Homebuilders may also find themselves benefiting from PLC technology. Homebuilder Benjamin Johnson, president of Martineck-Johnson Custom Homes, says that just knowing this technology is available makes him comfortable enough to install less Cat. 5 cable in his new homes. In fact, he only installs about one-third as much cable as he did before learning of HomePlug AV, primarily for traditional phone lines.

“We still generally run one Cat. 5 to every room, but I don't have to worry about my homeowner calling me up and saying, ‘Gee, I wanted to put my computer over here instead of over there,’ because I know that by using the [HomePlug] technology they can do it themselves,” he says.

Johnson also notes that the way his new homes are wired electrically will not need to change in any way to accommodate HomePlug equipment.
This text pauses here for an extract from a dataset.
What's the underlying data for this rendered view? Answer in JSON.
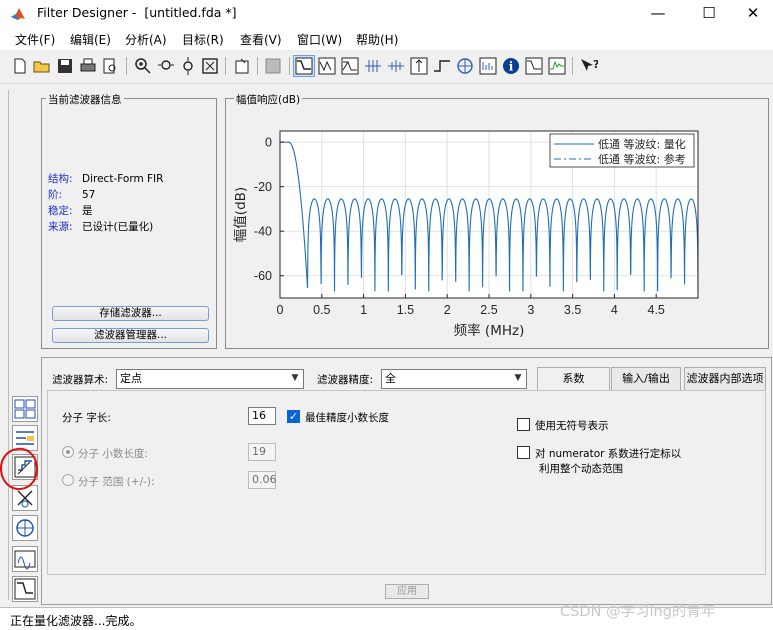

Melder agrees, adding, “There's been quite a bit of testing done in the early days of various homes of different sizes, of different construction, and different wiring material being used, whether it was aluminum or whether it was copper — none of that matters.”
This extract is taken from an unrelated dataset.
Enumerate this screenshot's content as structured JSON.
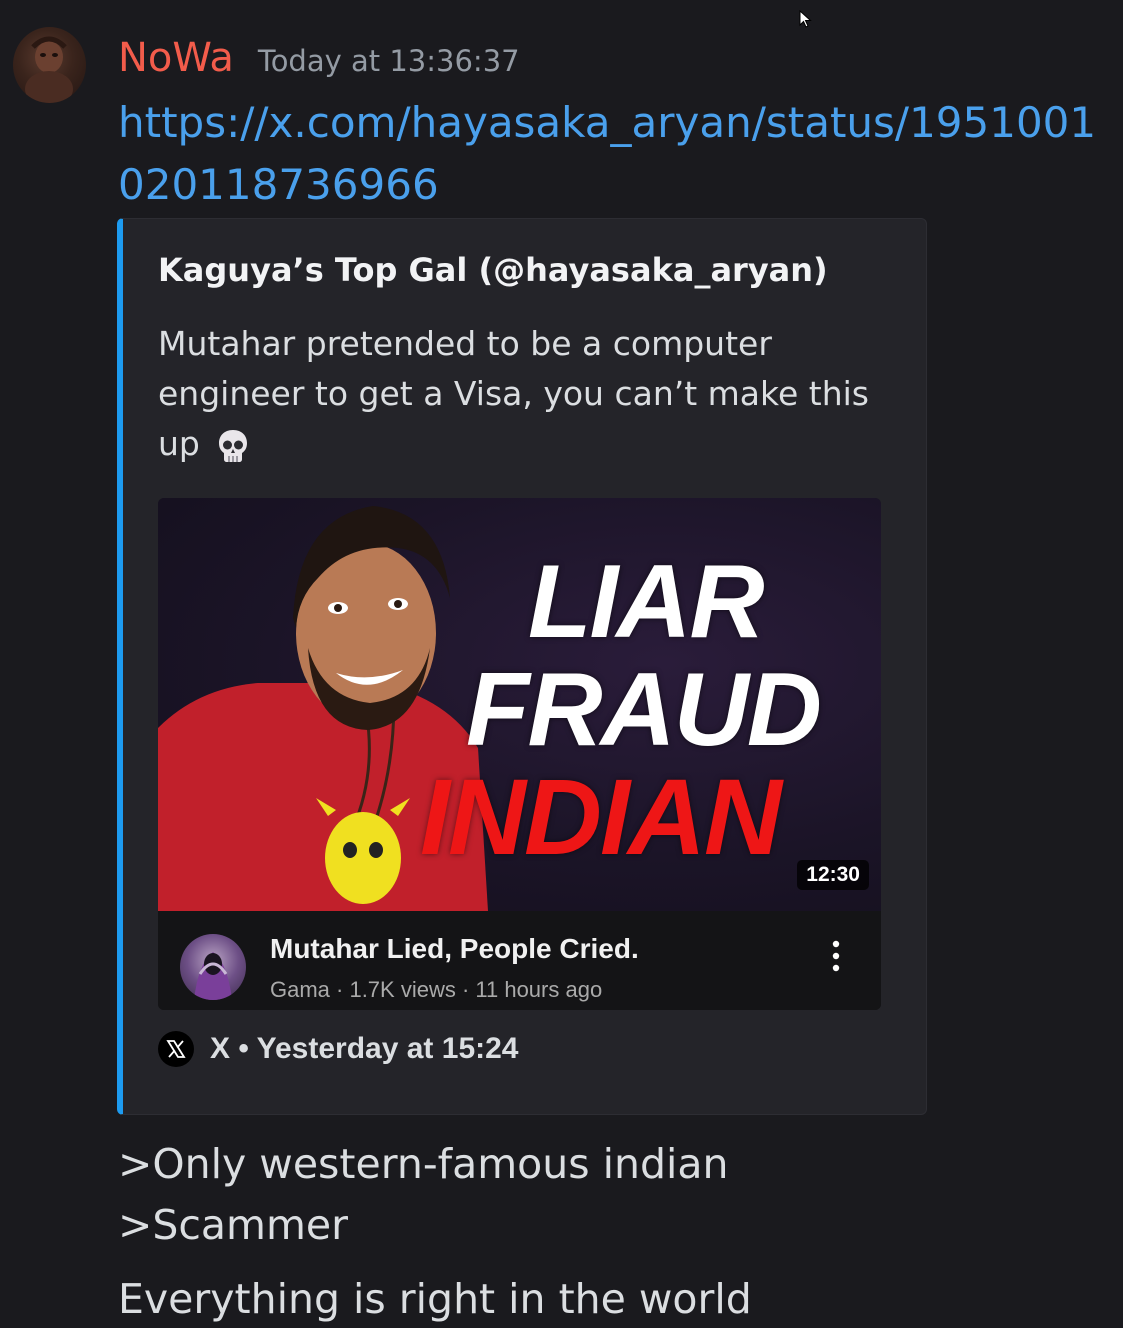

Overcoming obstacles

Though builders and service providers may be excited about HomePlug, not everyone is thrilled. The frequency spectrum used by HomePlug is also the same spectrum used by ham radio operators, who are concerned about the signal in the wires radiating and causing interference in their communications. For this reason, Melder says, HomePlug has “notched out” certain frequencies used by ham operators. In other words, these frequencies are assigned a null value and are not utilized by HomePlug.

“The American Relay Radio League (ARRL) has products that they've tested where they are used right next to a ham radio, and they cannot see the HomePlug products operating, because notching is done so deeply in terms of attenuation and so precisely, that the ham frequencies aren't touched at all,” Melder says.

A study of the HomePlug 1.0 standard conducted by broadband consulting firm Systems Dynamic in 2003 notes some drawbacks to the original standard, most of which have been remedied with HomePlug AV. It warns that HomePlug adapters should not be plugged into traditional surge protectors. Through this research, the firm found that the better the surge protector, the worse the HomePlug performance. Analysts say a UPS will block HomePlug completely. To address this issue, some manufacturers now sell surge protectors and UPSs specifically designed to work with HomePlug networks.

HomePlug is not the only standard for transmitting data across home electrical wires, but it is certainly the predominant standard in the United States. However, another standard by a company in Spain, DS2, also offers 200 megabits per second performance, and claims to have provided chips for 100,000 powerline networking devices distributed by Telefonica, a Spanish phone company. But analyst Putscher doesn't feel that there is any standards war developing between DS2 and HomePlug.

“Some operators may deploy and offer DS2-based units to their customers and some may offer HomePlug, so at this moment I don't see one going totally away,” she says.

Future plans call for HomePlug to make its technology available for use over cable and phone lines to provide even further home coverage. “So not only are we focused on powerline, which is the most ubiquitous medium in the home, but we can also apply it to any other already in-place wiring.” Melder says. “I can't help but be very bullish on where this is going over the course of the next 18 to 24 months.”